Restate the records that follow word for word. Omit the images.
- Opening Delimiter -
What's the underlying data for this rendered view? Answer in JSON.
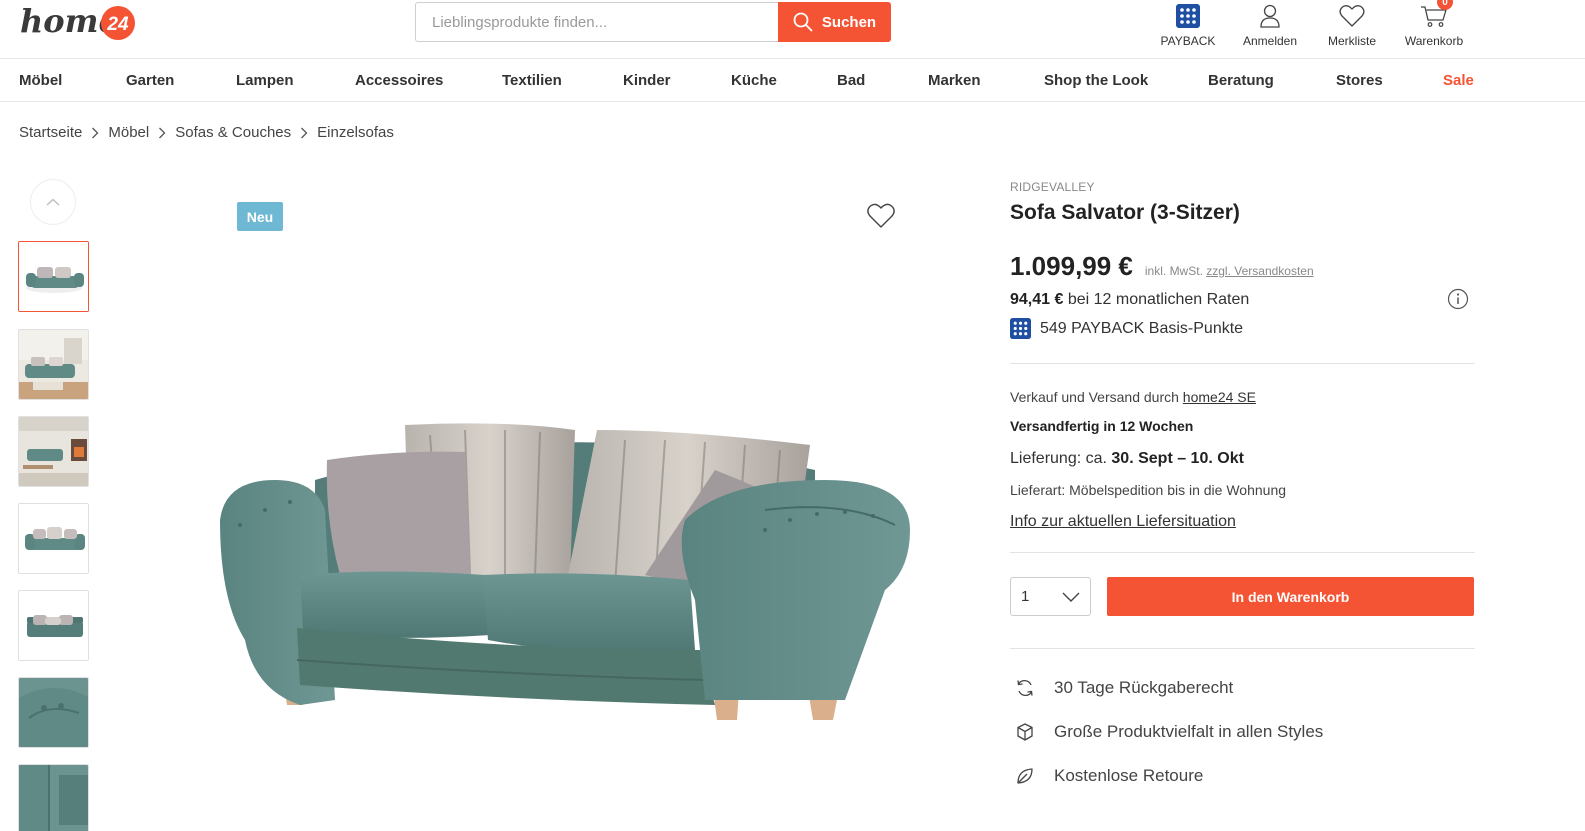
{
  "header": {
    "logo_text_main": "home",
    "logo_text_num": "24",
    "search_placeholder": "Lieblingsprodukte finden...",
    "search_button": "Suchen",
    "icons": [
      {
        "name": "payback-icon",
        "label": "PAYBACK"
      },
      {
        "name": "user-icon",
        "label": "Anmelden"
      },
      {
        "name": "heart-icon",
        "label": "Merkliste"
      },
      {
        "name": "cart-icon",
        "label": "Warenkorb",
        "badge": "0"
      }
    ]
  },
  "nav": [
    "Möbel",
    "Garten",
    "Lampen",
    "Accessoires",
    "Textilien",
    "Kinder",
    "Küche",
    "Bad",
    "Marken",
    "Shop the Look",
    "Beratung",
    "Stores",
    "Sale"
  ],
  "breadcrumb": [
    "Startseite",
    "Möbel",
    "Sofas & Couches",
    "Einzelsofas"
  ],
  "gallery": {
    "badge": "Neu",
    "thumb_count": 7
  },
  "product": {
    "brand": "RIDGEVALLEY",
    "title": "Sofa Salvator (3-Sitzer)",
    "price": "1.099,99 €",
    "price_note": "inkl. MwSt.",
    "shipping_link": "zzgl. Versandkosten",
    "installment_amount": "94,41 €",
    "installment_text": "bei 12 monatlichen Raten",
    "payback_points": "549 PAYBACK Basis-Punkte",
    "seller_prefix": "Verkauf und Versand durch",
    "seller_link": "home24 SE",
    "ready": "Versandfertig in 12 Wochen",
    "delivery_prefix": "Lieferung: ca.",
    "delivery_dates": "30. Sept – 10. Okt",
    "delivery_type": "Lieferart: Möbelspedition bis in die Wohnung",
    "info_link": "Info zur aktuellen Liefersituation",
    "quantity": "1",
    "cart_button": "In den Warenkorb",
    "usps": [
      "30 Tage Rückgaberecht",
      "Große Produktvielfalt in allen Styles",
      "Kostenlose Retoure"
    ]
  },
  "colors": {
    "accent": "#f45334",
    "badge_new": "#6eb8d4",
    "payback_blue": "#1e4fa3",
    "sofa": "#5f8a86"
  }
}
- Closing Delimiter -
- **ANSWER SECTION**
What's the underlying data for this rendered view? Answer in JSON.
{
  "header": {
    "logo_text_main": "home",
    "logo_text_num": "24",
    "search_placeholder": "Lieblingsprodukte finden...",
    "search_button": "Suchen",
    "icons": [
      {
        "name": "payback-icon",
        "label": "PAYBACK"
      },
      {
        "name": "user-icon",
        "label": "Anmelden"
      },
      {
        "name": "heart-icon",
        "label": "Merkliste"
      },
      {
        "name": "cart-icon",
        "label": "Warenkorb",
        "badge": "0"
      }
    ]
  },
  "nav": [
    "Möbel",
    "Garten",
    "Lampen",
    "Accessoires",
    "Textilien",
    "Kinder",
    "Küche",
    "Bad",
    "Marken",
    "Shop the Look",
    "Beratung",
    "Stores",
    "Sale"
  ],
  "breadcrumb": [
    "Startseite",
    "Möbel",
    "Sofas & Couches",
    "Einzelsofas"
  ],
  "gallery": {
    "badge": "Neu",
    "thumb_count": 7
  },
  "product": {
    "brand": "RIDGEVALLEY",
    "title": "Sofa Salvator (3-Sitzer)",
    "price": "1.099,99 €",
    "price_note": "inkl. MwSt.",
    "shipping_link": "zzgl. Versandkosten",
    "installment_amount": "94,41 €",
    "installment_text": "bei 12 monatlichen Raten",
    "payback_points": "549 PAYBACK Basis-Punkte",
    "seller_prefix": "Verkauf und Versand durch",
    "seller_link": "home24 SE",
    "ready": "Versandfertig in 12 Wochen",
    "delivery_prefix": "Lieferung: ca.",
    "delivery_dates": "30. Sept – 10. Okt",
    "delivery_type": "Lieferart: Möbelspedition bis in die Wohnung",
    "info_link": "Info zur aktuellen Liefersituation",
    "quantity": "1",
    "cart_button": "In den Warenkorb",
    "usps": [
      "30 Tage Rückgaberecht",
      "Große Produktvielfalt in allen Styles",
      "Kostenlose Retoure"
    ]
  },
  "colors": {
    "accent": "#f45334",
    "badge_new": "#6eb8d4",
    "payback_blue": "#1e4fa3",
    "sofa": "#5f8a86"
  }
}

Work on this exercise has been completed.